To return to Loggan, the point of this extended discussion is that we should see the original engraving of the theatre not as a depiction of the building, but rather as a depiction of the design of the building. It had been based, to some degree, on Hooke’s drawings rather than the structure itself. This is an important distinction I think, and Antony made a similar point in his seventh lecture about Marcantonio’s engravings after Raphael, which show examples of Raphael’s disegno rather than his paintings per se. But there is another potential explanation for the inaccuracies of both the Loggan print and the copies of it. This relates to function. The original Loggan engraving was commissioned by the College of Physicians to accompany the publication of its annual ‘Pharmacopoeia’, a printed review of the drugs available in the London medical world and a display of the physicians’ control over treatments given out in the city. Thus, the print was the visual counterpart of the accompanying Latin text and was less a representation of a building, more a symbol of a learned organisation. Loggan’s engraving of the theatre served as a synecdoche for the institution and for the intellectual calibre of its members. This explains why the print depicts the theatre in isolation from the rest of the city (a feature of the image that was grossly exaggerated in the 1707 French engraving) in spite of its actual site being a cramped urban one in the area of the city north of St. Paul’s Cathedral. In this case, I think, the desire for symbolic clarity in the print outweighed the need for architectural or topographical veracity. In other words: architectural historians beware!
But I don’t mean to suggest that architectural historians should eschew prints. As long as we heed Antony’s warning and always consider the circumstances of a print’s production and their functions beyond the straightforward reproducing of works of art and architecture, then they have much to offer us. In the case of Loggan’s print, it reveals far more about the design history of the building as well as the intellectual aspirations of its patrons and its users than any photograph could.

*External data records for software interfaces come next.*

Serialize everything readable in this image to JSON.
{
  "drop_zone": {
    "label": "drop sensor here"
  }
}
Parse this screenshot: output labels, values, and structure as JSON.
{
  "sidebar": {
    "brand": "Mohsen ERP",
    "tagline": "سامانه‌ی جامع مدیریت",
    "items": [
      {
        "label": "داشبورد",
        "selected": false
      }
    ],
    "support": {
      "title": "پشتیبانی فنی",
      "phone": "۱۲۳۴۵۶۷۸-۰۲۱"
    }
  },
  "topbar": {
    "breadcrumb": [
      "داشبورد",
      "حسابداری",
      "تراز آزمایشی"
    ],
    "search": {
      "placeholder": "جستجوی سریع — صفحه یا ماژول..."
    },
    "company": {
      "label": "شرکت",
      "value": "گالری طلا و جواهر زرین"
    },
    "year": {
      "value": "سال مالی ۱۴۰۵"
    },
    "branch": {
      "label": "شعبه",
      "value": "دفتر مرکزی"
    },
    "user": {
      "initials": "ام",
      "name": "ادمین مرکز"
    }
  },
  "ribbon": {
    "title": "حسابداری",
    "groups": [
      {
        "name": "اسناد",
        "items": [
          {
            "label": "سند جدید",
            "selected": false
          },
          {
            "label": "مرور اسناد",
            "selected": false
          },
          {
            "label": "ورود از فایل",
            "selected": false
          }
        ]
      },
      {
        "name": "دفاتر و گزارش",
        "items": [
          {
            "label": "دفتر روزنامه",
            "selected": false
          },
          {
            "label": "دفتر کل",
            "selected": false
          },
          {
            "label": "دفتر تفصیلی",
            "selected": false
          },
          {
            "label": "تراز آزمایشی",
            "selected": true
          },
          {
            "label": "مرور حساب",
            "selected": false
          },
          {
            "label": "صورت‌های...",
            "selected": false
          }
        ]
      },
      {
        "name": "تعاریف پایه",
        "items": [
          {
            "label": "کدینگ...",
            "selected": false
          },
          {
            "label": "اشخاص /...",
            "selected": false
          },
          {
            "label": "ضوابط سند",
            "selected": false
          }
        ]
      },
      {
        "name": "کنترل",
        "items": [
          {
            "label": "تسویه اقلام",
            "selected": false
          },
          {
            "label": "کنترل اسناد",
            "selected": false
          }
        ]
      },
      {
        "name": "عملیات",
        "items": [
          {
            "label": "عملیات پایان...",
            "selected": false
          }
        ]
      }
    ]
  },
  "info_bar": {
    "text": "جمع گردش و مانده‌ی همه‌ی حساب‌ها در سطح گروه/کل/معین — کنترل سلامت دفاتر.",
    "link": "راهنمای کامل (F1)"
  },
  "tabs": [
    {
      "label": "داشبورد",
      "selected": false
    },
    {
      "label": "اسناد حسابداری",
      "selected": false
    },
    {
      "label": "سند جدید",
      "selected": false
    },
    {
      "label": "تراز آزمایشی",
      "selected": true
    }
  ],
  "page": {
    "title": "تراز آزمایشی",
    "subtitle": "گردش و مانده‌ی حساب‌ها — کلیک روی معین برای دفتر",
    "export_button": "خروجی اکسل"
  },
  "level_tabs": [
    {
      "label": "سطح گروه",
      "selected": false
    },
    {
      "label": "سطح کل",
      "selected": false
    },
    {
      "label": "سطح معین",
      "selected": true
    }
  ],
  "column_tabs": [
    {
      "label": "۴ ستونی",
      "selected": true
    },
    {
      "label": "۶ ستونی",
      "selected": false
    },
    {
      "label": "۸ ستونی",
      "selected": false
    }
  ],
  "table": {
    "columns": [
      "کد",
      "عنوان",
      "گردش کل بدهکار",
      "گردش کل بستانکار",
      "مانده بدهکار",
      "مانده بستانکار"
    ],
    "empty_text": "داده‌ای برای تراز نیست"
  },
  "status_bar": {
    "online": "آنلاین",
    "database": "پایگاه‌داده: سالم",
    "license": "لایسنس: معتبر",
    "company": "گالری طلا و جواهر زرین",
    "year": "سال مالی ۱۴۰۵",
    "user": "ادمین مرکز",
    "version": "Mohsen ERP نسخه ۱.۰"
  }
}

Matthew Walker BA (Oxford) MA PhD (York) is a Departmental Lecturer in the History of Art Department and a Tutor for St. Peter’s and Worcester Colleges. Matthew’s research concerns architecture and intellectual culture in late seventeenth and early eighteenth-century Britain. He is currently finishing his first book, Architects, Builders and Intellectual Culture in Post-Restoration England, and is an editor for the journal Architectural History.